The report “A Transatlantic Pakistan Policy” highlights the need for increased cooperation between the United States and Europe in countering the growth in nuclear weapons which poses an increasingly serious risk to global security. In the report the authors emphasise the point that the United States and Europe should have a more directed and mutually coordinated policy vis-à-vis Pakistan. Many of the problems in Pakistan have both regional and global implications. Connections with terrorism and radical movements that are cultivated and trained in Pakistan constitute such a problem area. The country has major economic and administrative problems. According to the report, civil-military relations are strained and the police force does not function as it should.
“In the past, western attention has been focused on Afghanistan. But the United States and Europe should focus more on the development of nuclear weapons in Pakistan. The country’s nuclear weapons arsenal is increasing and Pakistan’s attitude to nuclear weapons is also problematic since such weapons are regarded as militarily usable and not only as deterrents”, says John Rydqvist, Asia Security Studies programme manager and security expert at FOI.
Since the Second World War and the partition of India, Pakistan has created and nurtured paramilitary forces for its own national purposes. Local guerrilla movements came into being, for example in areas such as Kashmir, to fight for or against belonging to India rather than Pakistan. As a means of being able to defend itself against India, Pakistan has permitted guerrilla warfare to complement the capabilities of its regional forces.
The ideological currents that emerged in Afghanistan were initially focused on forming a new government and a new society. The Taliban took power in Kabul and kept it for a time during the 1990s. Following the American military action against the Taliban in 2001 and onwards, the Taliban withdrew to Pakistan. There they had a safe haven in the tribal areas in the north which are subject to special, antiquated colonial laws, and where the state has little control,” says John Rydqvist.

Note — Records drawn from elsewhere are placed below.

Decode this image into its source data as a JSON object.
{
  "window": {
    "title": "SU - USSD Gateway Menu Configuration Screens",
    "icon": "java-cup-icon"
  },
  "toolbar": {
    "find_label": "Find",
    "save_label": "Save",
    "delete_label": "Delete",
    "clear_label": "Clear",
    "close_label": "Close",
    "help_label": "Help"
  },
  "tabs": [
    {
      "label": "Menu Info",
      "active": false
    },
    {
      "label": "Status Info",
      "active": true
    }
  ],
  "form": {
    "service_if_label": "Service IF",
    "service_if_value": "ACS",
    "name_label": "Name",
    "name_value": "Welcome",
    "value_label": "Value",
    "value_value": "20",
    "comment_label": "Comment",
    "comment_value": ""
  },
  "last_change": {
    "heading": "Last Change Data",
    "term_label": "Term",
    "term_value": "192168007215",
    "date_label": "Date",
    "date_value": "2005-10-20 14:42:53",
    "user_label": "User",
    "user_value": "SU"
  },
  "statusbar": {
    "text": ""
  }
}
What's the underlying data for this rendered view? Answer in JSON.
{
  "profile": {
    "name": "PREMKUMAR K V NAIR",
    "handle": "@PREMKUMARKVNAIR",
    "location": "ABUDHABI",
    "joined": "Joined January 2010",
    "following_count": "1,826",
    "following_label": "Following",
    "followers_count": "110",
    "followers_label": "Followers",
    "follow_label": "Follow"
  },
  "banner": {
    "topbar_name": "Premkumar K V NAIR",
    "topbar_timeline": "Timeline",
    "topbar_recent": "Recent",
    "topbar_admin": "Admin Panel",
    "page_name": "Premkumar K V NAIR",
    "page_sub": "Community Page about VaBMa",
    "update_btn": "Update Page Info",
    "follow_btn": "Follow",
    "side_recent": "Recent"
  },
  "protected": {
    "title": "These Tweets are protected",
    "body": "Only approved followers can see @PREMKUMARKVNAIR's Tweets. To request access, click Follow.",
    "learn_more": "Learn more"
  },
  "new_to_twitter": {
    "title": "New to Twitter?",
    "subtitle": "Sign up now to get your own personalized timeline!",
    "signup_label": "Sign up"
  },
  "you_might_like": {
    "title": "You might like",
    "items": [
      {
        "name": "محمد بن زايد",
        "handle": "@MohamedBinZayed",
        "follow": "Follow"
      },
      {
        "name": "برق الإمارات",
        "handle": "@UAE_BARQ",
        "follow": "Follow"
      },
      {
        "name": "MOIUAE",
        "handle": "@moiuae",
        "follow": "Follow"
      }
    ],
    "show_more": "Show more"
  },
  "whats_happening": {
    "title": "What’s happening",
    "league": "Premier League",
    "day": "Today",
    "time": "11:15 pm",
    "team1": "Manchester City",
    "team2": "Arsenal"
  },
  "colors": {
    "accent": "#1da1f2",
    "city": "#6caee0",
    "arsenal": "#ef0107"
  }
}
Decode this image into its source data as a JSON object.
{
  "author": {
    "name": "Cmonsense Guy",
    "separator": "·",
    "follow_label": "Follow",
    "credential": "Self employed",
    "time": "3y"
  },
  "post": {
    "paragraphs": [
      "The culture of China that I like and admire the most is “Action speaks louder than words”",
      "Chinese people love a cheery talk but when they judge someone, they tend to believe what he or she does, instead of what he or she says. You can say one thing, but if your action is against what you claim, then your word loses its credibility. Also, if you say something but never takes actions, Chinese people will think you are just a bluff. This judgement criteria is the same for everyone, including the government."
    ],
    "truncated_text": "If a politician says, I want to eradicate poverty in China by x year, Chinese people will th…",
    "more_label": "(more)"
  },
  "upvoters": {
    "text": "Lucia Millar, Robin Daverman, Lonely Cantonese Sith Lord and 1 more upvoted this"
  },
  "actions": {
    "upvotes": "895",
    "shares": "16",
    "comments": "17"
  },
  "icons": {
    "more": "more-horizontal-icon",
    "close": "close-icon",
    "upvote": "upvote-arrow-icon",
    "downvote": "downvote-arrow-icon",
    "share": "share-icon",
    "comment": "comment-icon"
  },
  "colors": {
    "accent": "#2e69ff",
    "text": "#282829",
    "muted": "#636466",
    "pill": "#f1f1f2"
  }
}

Parts of the armed groups previously nurtured by Pakistan then turned against Pakistan itself which they regard as having become too western oriented. This applies particularly to the Pakistani Taliban.
“The ideological currents that emerged in Afghanistan are also closely connected with the global jihadist movement and, during the 1990s, on the basis of these same ideas, Al-Qaeda came into being,” says John Rydqvist. The fact that Taliban groups have a safe haven in Pakistan is problematic politically and is a cause of tension and friction between the transatlantic countries and Pakistan. The United Sates and Europe cannot solve Pakistan’s problems but better coordination in a transatlantic context may perhaps contribute to an improvement in the situation.
Read more about The Asia Security Studies Programme at FOI